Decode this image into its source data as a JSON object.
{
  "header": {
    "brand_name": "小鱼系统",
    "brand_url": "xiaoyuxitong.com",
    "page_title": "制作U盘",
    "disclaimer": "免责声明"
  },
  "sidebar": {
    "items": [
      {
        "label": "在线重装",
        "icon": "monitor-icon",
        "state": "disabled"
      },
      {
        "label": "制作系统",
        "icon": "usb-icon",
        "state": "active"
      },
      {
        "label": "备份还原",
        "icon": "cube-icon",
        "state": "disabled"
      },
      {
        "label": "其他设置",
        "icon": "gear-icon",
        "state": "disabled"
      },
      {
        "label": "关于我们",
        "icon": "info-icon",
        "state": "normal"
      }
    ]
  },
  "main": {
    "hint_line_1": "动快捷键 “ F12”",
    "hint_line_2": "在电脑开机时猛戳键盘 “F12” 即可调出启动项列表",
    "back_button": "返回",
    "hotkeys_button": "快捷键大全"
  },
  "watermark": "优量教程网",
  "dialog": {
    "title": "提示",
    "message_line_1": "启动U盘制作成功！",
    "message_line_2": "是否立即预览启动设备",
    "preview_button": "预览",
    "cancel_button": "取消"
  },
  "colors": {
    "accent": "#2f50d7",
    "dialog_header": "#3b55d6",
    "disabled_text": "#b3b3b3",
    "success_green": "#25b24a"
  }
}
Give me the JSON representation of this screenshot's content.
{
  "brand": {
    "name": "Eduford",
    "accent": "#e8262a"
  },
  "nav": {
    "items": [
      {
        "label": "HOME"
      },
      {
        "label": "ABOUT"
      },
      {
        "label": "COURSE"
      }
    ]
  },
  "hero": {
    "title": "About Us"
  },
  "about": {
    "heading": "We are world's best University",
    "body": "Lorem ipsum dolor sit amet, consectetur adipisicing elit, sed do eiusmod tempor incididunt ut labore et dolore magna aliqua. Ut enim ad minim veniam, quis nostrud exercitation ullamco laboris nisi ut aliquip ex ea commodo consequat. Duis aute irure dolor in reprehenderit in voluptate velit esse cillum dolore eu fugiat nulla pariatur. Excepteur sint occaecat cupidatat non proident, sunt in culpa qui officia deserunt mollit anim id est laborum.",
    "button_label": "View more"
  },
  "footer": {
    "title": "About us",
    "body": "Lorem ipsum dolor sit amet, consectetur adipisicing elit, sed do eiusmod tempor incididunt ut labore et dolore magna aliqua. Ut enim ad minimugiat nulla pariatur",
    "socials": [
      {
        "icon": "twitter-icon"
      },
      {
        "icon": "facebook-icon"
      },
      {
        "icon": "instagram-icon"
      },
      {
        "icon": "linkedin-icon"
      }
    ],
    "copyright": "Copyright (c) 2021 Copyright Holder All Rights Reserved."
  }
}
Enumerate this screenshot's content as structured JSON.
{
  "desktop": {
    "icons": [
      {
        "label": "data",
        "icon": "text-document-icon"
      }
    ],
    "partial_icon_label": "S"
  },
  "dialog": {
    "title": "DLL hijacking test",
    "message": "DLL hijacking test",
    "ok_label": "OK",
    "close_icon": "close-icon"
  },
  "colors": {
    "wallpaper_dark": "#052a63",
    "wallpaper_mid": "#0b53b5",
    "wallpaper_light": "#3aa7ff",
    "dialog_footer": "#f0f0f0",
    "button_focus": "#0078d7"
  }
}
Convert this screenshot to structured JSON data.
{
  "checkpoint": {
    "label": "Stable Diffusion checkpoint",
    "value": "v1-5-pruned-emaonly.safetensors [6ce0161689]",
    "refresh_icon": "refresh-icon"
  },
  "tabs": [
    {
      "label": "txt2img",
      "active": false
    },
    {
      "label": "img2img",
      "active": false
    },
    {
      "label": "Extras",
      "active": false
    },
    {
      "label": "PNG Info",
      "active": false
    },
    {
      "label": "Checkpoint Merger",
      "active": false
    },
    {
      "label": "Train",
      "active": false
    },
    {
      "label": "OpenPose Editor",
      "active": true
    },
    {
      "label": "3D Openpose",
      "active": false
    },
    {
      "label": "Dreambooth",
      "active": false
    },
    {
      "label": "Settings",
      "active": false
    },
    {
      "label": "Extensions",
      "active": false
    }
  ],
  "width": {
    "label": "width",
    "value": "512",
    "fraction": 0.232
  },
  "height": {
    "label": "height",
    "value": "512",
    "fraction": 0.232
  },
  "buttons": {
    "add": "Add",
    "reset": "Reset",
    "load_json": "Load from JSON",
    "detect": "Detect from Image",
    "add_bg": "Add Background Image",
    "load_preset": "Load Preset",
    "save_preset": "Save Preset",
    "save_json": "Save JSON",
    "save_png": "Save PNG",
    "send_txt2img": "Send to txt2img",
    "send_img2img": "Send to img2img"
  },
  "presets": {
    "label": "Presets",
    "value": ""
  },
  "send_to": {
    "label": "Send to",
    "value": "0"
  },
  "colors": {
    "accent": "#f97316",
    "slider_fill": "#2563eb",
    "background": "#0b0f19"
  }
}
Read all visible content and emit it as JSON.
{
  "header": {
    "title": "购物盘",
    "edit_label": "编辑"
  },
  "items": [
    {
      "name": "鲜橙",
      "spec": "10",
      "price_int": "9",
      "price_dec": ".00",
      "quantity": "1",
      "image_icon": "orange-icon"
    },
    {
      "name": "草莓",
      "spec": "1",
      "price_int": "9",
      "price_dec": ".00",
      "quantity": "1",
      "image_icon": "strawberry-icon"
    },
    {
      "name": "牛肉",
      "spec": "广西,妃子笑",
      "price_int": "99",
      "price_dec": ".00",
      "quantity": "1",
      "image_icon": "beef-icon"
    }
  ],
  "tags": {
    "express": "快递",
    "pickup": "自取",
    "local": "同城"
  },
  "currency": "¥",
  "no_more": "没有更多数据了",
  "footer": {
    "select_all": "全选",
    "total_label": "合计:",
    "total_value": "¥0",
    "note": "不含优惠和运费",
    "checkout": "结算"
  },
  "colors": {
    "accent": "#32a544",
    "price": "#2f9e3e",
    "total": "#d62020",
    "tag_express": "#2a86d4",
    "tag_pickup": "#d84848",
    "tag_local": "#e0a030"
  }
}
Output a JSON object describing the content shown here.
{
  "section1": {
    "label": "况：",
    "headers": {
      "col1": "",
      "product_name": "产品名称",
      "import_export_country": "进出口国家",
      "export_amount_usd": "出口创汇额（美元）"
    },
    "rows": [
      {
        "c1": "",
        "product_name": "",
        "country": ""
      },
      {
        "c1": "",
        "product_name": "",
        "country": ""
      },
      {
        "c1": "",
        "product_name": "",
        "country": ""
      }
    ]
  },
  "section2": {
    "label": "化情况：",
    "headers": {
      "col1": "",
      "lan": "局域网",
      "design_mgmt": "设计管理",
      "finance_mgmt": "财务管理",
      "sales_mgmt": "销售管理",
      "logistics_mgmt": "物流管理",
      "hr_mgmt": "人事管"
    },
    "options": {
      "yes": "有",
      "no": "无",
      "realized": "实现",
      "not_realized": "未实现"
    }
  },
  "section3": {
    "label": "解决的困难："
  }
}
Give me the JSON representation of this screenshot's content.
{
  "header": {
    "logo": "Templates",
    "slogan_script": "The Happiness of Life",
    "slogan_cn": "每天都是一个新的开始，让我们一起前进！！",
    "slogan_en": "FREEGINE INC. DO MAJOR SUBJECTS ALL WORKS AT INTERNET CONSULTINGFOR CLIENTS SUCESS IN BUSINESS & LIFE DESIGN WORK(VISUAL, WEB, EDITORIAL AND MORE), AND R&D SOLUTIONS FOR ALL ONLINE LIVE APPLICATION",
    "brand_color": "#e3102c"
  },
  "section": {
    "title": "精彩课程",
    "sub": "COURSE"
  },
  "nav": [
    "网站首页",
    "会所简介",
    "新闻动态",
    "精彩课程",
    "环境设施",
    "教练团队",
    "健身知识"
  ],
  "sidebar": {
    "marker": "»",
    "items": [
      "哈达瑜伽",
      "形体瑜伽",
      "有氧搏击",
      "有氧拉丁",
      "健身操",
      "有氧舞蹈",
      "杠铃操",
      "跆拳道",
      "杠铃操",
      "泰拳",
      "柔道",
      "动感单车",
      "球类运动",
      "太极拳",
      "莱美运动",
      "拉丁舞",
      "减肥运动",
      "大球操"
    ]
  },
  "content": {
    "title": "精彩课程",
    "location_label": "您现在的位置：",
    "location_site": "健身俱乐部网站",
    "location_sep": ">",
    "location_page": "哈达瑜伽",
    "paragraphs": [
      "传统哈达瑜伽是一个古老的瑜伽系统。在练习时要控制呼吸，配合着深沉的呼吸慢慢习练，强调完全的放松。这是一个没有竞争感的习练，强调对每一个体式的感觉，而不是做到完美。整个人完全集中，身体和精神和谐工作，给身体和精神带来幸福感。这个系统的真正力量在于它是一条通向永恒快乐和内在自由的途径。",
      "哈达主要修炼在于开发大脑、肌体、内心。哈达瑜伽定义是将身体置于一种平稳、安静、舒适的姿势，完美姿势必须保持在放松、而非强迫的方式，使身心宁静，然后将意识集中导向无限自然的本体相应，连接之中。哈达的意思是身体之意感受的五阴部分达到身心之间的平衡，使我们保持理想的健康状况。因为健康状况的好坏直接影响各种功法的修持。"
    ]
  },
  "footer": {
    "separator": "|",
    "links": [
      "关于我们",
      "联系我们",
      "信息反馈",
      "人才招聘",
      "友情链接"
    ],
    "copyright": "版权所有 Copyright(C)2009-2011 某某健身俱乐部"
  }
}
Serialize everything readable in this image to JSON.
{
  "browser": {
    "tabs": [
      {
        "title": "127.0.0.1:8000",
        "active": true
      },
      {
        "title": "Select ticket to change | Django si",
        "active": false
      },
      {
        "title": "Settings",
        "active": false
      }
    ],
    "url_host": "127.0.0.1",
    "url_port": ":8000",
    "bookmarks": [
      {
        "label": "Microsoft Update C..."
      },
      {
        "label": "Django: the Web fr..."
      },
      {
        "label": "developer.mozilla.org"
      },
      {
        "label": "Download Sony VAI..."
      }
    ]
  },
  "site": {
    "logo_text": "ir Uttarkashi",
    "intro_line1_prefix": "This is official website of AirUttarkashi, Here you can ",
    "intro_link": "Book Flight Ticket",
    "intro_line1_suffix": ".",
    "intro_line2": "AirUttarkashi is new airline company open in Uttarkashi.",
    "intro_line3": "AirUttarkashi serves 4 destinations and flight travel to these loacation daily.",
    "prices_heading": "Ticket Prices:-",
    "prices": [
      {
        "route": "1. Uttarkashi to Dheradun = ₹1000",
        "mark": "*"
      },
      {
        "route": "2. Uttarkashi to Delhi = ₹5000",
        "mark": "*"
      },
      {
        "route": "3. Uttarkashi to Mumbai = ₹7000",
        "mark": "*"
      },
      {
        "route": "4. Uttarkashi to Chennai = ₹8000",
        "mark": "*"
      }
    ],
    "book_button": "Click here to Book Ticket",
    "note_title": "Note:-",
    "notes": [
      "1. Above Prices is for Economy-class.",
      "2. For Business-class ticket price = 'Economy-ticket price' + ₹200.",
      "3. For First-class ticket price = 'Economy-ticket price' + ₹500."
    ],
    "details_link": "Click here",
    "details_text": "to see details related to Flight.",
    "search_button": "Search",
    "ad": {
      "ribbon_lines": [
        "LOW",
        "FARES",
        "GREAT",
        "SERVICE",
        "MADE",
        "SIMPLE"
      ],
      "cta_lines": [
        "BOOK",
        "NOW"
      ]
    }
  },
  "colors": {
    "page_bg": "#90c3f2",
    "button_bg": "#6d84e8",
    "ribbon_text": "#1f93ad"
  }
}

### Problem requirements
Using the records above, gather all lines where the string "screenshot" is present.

### Exercise output
Give me the JSON representation of this screenshot's content.
Enumerate this screenshot's content as structured JSON.
Convert this screenshot to structured JSON data.
Give me the JSON representation of this screenshot's content.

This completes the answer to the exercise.